*** SUPPLIED ENTRIES Section Begins ***
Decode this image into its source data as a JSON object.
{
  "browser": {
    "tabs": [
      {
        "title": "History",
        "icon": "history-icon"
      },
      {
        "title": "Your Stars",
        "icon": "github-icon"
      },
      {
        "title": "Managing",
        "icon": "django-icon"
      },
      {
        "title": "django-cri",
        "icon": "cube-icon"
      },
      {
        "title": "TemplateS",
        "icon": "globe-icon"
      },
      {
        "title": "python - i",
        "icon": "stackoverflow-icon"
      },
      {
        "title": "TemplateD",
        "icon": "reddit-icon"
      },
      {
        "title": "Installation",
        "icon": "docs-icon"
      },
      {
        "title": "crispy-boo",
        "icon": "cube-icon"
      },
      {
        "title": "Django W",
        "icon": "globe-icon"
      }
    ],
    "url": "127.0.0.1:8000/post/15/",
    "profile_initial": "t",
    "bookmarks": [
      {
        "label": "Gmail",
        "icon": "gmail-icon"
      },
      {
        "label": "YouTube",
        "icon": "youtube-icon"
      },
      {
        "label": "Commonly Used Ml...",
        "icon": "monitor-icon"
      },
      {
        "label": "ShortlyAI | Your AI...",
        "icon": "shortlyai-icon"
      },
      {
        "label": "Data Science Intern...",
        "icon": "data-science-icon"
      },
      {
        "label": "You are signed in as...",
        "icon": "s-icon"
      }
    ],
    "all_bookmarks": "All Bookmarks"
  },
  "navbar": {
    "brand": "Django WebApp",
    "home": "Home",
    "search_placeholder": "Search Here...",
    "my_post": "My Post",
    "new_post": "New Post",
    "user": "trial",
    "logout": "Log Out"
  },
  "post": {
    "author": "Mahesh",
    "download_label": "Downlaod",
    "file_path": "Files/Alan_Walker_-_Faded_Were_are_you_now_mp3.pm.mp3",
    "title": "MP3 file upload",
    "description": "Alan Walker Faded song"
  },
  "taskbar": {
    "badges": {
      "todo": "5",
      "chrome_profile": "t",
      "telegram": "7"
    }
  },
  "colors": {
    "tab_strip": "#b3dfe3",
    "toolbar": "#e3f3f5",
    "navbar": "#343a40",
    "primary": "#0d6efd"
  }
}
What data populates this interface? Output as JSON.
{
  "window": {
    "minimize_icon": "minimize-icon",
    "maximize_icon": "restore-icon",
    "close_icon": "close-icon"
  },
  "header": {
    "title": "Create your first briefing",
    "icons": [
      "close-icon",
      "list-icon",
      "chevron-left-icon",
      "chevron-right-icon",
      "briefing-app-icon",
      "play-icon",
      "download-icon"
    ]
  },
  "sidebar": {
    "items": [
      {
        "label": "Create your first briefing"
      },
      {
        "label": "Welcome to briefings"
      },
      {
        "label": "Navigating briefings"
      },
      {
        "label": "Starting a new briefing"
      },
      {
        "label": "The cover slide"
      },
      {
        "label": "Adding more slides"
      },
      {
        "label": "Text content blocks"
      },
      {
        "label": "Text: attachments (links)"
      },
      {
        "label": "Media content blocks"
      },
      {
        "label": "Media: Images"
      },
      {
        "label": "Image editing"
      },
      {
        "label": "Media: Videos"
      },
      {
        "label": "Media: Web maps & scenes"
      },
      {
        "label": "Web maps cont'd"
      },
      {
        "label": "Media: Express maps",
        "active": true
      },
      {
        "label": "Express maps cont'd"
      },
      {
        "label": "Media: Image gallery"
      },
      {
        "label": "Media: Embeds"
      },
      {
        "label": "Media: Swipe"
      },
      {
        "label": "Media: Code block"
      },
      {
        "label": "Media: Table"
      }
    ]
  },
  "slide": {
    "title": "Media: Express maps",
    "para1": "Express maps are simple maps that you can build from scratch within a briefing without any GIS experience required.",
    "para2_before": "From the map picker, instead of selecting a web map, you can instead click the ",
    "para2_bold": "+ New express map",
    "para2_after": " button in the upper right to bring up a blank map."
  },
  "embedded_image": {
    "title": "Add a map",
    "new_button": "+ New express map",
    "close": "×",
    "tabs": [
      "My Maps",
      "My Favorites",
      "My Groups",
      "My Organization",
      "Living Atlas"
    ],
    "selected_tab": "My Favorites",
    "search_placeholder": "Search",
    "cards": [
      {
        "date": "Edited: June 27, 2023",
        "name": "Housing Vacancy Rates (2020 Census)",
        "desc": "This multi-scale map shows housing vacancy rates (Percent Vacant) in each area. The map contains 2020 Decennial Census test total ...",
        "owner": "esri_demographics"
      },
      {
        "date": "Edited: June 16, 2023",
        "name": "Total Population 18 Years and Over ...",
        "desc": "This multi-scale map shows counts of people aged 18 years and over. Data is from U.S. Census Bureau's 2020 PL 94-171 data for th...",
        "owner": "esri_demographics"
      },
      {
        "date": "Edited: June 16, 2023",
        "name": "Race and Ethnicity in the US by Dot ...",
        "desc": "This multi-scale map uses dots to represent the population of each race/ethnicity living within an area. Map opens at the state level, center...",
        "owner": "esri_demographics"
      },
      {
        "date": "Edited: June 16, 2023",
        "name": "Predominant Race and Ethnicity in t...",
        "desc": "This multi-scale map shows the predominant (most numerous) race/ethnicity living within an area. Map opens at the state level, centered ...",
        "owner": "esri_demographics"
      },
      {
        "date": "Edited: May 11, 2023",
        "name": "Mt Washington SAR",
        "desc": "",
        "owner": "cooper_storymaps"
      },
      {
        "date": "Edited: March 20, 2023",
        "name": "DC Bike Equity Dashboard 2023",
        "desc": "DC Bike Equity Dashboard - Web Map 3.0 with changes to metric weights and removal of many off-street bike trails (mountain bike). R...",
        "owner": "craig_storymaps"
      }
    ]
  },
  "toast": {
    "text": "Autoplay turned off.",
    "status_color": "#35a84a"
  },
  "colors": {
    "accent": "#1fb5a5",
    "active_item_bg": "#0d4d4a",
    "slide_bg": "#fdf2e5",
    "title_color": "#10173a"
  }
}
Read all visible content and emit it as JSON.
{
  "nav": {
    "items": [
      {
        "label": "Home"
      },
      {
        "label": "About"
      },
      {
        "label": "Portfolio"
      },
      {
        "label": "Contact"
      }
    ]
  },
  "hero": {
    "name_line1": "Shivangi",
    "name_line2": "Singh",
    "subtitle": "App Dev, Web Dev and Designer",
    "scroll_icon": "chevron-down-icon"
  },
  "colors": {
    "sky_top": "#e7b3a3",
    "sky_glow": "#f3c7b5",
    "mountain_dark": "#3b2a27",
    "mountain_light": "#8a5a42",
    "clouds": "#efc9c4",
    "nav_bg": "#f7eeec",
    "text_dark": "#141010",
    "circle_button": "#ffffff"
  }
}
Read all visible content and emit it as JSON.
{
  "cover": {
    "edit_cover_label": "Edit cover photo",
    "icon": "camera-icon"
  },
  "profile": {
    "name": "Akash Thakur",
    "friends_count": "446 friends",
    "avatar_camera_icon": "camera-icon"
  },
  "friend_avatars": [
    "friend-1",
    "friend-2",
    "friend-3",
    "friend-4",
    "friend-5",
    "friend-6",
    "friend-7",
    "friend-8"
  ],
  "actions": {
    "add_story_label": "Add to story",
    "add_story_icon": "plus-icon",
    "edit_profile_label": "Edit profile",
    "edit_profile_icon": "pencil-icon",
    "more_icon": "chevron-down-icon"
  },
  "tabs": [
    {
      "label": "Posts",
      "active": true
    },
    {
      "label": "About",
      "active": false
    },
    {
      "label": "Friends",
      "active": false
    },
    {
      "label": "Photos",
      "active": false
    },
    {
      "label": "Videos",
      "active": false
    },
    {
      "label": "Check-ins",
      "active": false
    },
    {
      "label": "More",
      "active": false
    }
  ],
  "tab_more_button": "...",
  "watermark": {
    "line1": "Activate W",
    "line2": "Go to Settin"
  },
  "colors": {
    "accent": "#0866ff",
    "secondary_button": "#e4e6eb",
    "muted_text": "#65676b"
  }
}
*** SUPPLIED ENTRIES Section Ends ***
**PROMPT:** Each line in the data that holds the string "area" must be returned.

**SOLUTION TO THIS TASK:**
        "desc": "This multi-scale map shows housing vacancy rates (Percent Vacant) in each area. The map contains 2020 Decennial Census test total ...",
        "desc": "This multi-scale map uses dots to represent the population of each race/ethnicity living within an area. Map opens at the state level, center...",
        "desc": "This multi-scale map shows the predominant (most numerous) race/ethnicity living within an area. Map opens at the state level, centered ...",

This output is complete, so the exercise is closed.